How do such discrepancies in evaluations exist?
It’s the subjectiveness of the business. I always compared it to models. Everyone sees a supermodel and knows they are a supermodel. But the TV ad models and B-list celebrities are like the second and third rounders. Those all change in ranking according to opinion. What you like in a model or player I may not. And the vision and value of each in terms of where they should be drafted shift from guy to guy. Fitting their value with your vision matters too. Coaches don’t always see the entire draft board like we do. That’s where the personnel people come in. We evaluate where they fit in the overall draft.
Give me a couple of good draft stories you remember?
Phil Kreidler did a lot of work on Nate Washington out of Tiffin. I went to his Pro day when he ran on a rubber track – that’s how some of those small schools are. Everyone knew Phil liked him and when Coach Cowher asked Phil if he was drafted. Phil said no. So Cowher told him to call him and sign him. The rest is history – Nate ended up playing ten or so years in the NFL.
Fast Willie Parker ended up starting for us. We knew that year that no highly ranked undrafted free agents would want to sign with us. We had Jerome Bettis, Duce Staley, and Amos Zereoue then. But Dan Rooney Jr. said he remembered this kid from North Carolina who was good in high school and had great speed. He said let’s go get him. The next thing you know he’s breaking the Super Bowl record for the longest touchdown run.
Any free agent signings that excited you most?
The one I think I was most excited about was getting James Farrior from the Jets. When he first got here it took time for him to transfer his skills from a 4-3 to 3-4 defense. When I saw him in the first couple of practices, I was like…oooh no… Then, once he clicked, he was great. When we recruited him he came in and I think he really liked the guys in the locker room and the team chemistry.
The Steelers have a reputation for being one of the most secretive teams in the NFL. True?
Today I think the secrecy is getting to be less and less as information overload is just happening in life in general. A lot of times people like to talk to the press. To their buddies. We just tried to do less of that. Some guys like to give out information and false information. It’s a tricky business especially around the draft. We always tried to get more information than we gave. To not give away the blueprint.
Did you ever give out false information in the name of secrecy?
I can neither confirm or deny that.
Lastly, life as a scout is taxing – lots of travel and long hours. How do you handle that, especially with a family?
It’s all I’ve known. Someone who grows up in the country will go to the city and ask how anyone can live there.
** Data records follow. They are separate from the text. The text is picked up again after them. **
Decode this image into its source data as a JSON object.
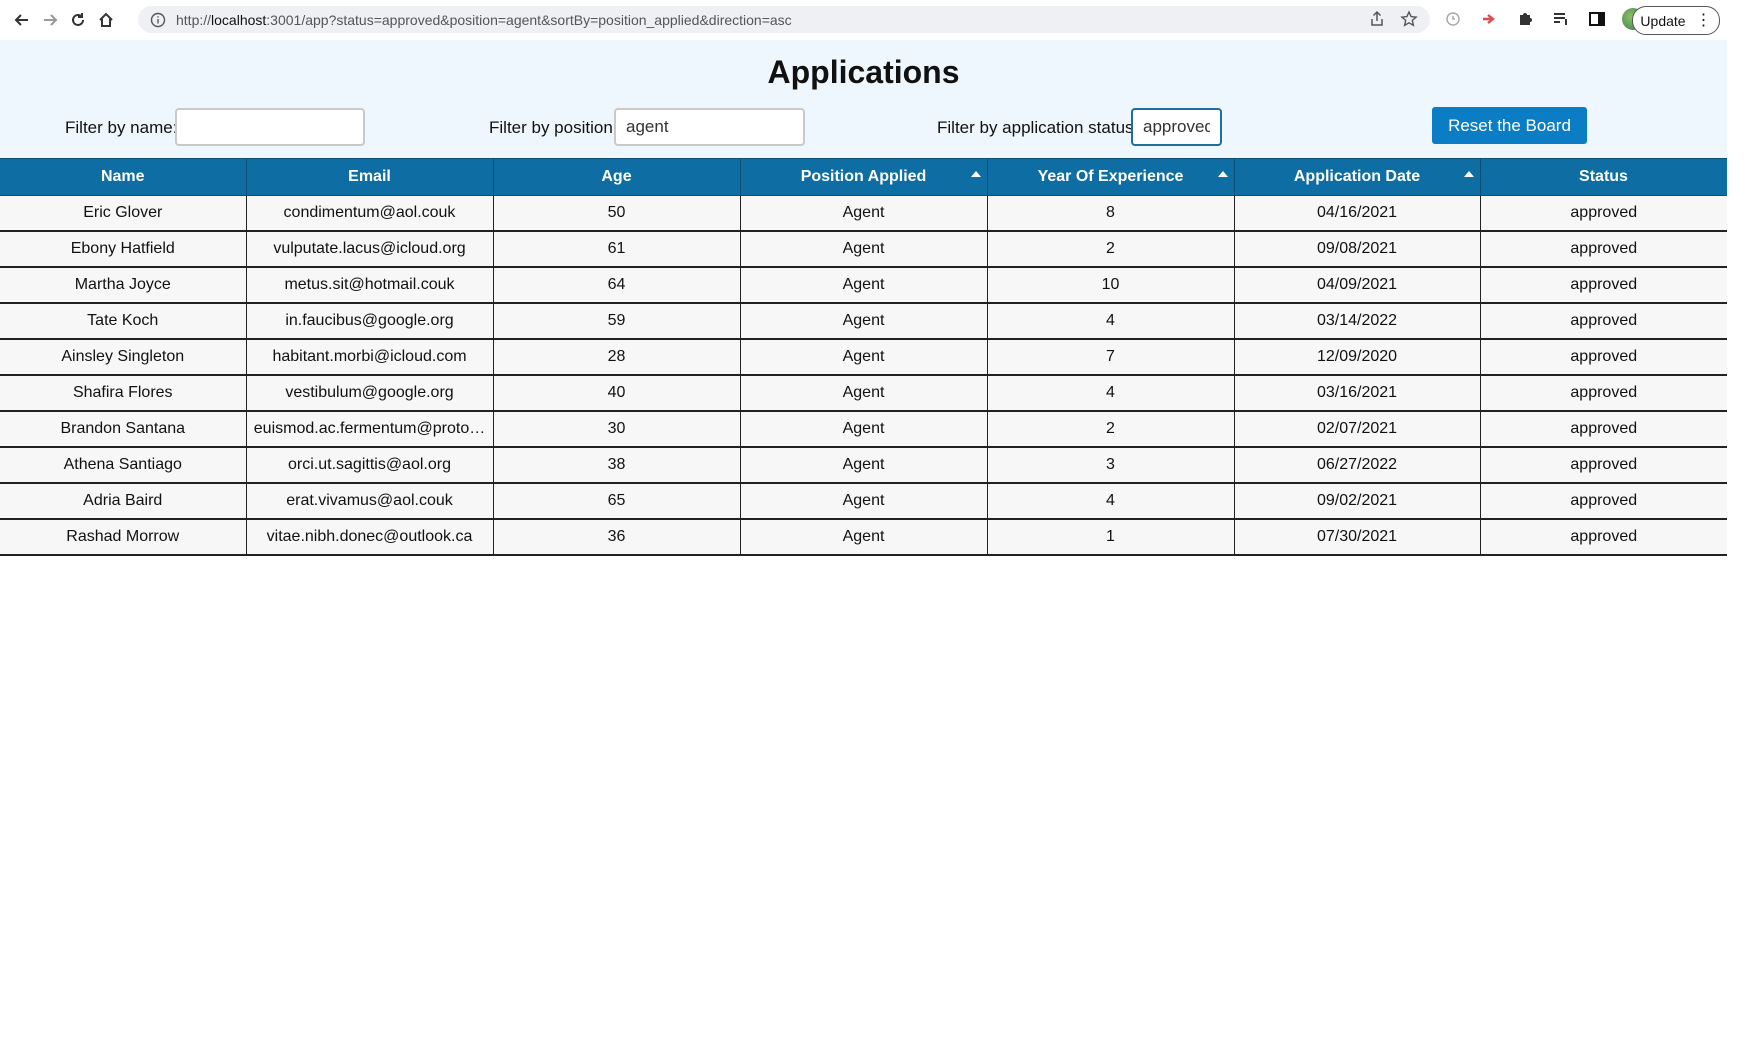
{
  "browser": {
    "url_prefix": "http://",
    "url_host": "localhost",
    "url_rest": ":3001/app?status=approved&position=agent&sortBy=position_applied&direction=asc",
    "update_label": "Update"
  },
  "page": {
    "title": "Applications"
  },
  "filters": {
    "name_label": "Filter by name:",
    "name_value": "",
    "position_label": "Filter by position:",
    "position_value": "agent",
    "status_label": "Filter by application status:",
    "status_value": "approved",
    "reset_label": "Reset the Board"
  },
  "table": {
    "columns": [
      "Name",
      "Email",
      "Age",
      "Position Applied",
      "Year Of Experience",
      "Application Date",
      "Status"
    ],
    "rows": [
      [
        "Eric Glover",
        "condimentum@aol.couk",
        "50",
        "Agent",
        "8",
        "04/16/2021",
        "approved"
      ],
      [
        "Ebony Hatfield",
        "vulputate.lacus@icloud.org",
        "61",
        "Agent",
        "2",
        "09/08/2021",
        "approved"
      ],
      [
        "Martha Joyce",
        "metus.sit@hotmail.couk",
        "64",
        "Agent",
        "10",
        "04/09/2021",
        "approved"
      ],
      [
        "Tate Koch",
        "in.faucibus@google.org",
        "59",
        "Agent",
        "4",
        "03/14/2022",
        "approved"
      ],
      [
        "Ainsley Singleton",
        "habitant.morbi@icloud.com",
        "28",
        "Agent",
        "7",
        "12/09/2020",
        "approved"
      ],
      [
        "Shafira Flores",
        "vestibulum@google.org",
        "40",
        "Agent",
        "4",
        "03/16/2021",
        "approved"
      ],
      [
        "Brandon Santana",
        "euismod.ac.fermentum@proto…",
        "30",
        "Agent",
        "2",
        "02/07/2021",
        "approved"
      ],
      [
        "Athena Santiago",
        "orci.ut.sagittis@aol.org",
        "38",
        "Agent",
        "3",
        "06/27/2022",
        "approved"
      ],
      [
        "Adria Baird",
        "erat.vivamus@aol.couk",
        "65",
        "Agent",
        "4",
        "09/02/2021",
        "approved"
      ],
      [
        "Rashad Morrow",
        "vitae.nibh.donec@outlook.ca",
        "36",
        "Agent",
        "1",
        "07/30/2021",
        "approved"
      ]
    ]
  }
}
And someone in the city who goes to the country asks the same thing. This was my second job ever and the lifestyle I’ve always lived. Since I started dating my wife, she knew that’s what I was about and it’s worked well for me so far!